As Dan and Mara continue to read the lines Hargate drafted, the actors in the scene mouth the words then gradually use their own voices as Dan and Mara become characters themselves, he as Violet's profligate, surfer-dude son Silas and she as Meredith, another daughter. McCabe and Mengelkoch slide back and forth between being confused playwrights and colorful role players. (Mengelkoch, a veteran member of Cincinnati Shakespeare Company, was the understudy for Mara/Meredith, but due to a cast illness, she has flawlessly and energetically stepped into these roles.)

The usual suspicions and red herrings litter the story's path as the yacht's crew has abandoned ship. One character is poisoned, another is bludgeoned, and two more are shot. A ticking bomb seems on the verge of exploding. Dan and Mara are dismayed to be sucked into Hargate's concept as characters in the mystery. But they also recognize that they have the means to protect themselves and finish the script. How this all is possible is never really explained–thunder-and-lightning flashes as well as clichéd musical clues indicate that something mysterious is happening. Without understanding how this is happening, Dan and Mara decide to play along. Of course, by the end of the two-hour production the mystery is unraveled, and the playwrights miraculously have a completed script in hand, just in the nick of time. Don't expect a full explanation–just a little more mystery.

Mengelkoch does a fine job conveying the exasperated and bemused Mara, as well as the refined Meredith, whose British accent Mara has a hard time shaking as the story unfolds. McCabe pushes the physical aspect of Silas (using an awkward posture and sunglasses at the end of his nose) in a way fitting to that character, but he also plays playwright Dan in more two-dimensional comical way.

This is, of course, not just a murder mystery, but a murder mystery comedy, so director Jason Podplesky has clearly encouraged his actors in the direction of exaggerating their characters for the sake of humor. Nevertheless, for my money, having McCabe be a little more subdued as the playwright might have made Silas all the more amusing.
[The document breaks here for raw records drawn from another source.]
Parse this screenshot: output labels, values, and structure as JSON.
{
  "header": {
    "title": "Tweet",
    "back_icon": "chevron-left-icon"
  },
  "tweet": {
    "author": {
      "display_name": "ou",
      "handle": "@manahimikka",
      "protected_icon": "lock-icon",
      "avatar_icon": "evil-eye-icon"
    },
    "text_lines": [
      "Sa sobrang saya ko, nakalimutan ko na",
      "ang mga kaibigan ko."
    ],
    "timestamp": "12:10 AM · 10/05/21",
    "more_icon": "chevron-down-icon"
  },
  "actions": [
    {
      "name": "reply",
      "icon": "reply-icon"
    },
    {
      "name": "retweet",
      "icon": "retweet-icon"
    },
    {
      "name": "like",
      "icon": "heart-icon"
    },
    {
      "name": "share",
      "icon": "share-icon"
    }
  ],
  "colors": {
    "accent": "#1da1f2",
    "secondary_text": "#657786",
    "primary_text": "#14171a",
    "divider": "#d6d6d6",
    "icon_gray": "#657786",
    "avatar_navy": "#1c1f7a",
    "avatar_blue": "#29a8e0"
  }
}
Ray Zupp's scenic design is noteworthy: The playwrights' drab office features two desks and a soiled wall with posters for their shows but where the shadows of previously hung art remain. When the fantasy of the mystery launches the wall slides open to convert into a posh stateroom. The desks break down into a couch and chairs, a swanky bar is furnished with stainless steel martini glasses, and a rail overlooks the Caribbean. The transition is as swift and smooth as Dan and Mara's being sucked into the action.

Kash and Hughes' script touches all the bases of classic mysteries, although the characters could have been drawn with a bit sharper finesse. Nevertheless, fans of such tales will enjoy the twists and turns–and the surprising ending.

Deadline runs through November 20, 2022, at Human Race Theatre Company, Loft Theatre, 126 N. Main Street, Dayton OH. For tickets and information, please visit or call 937-228-3630.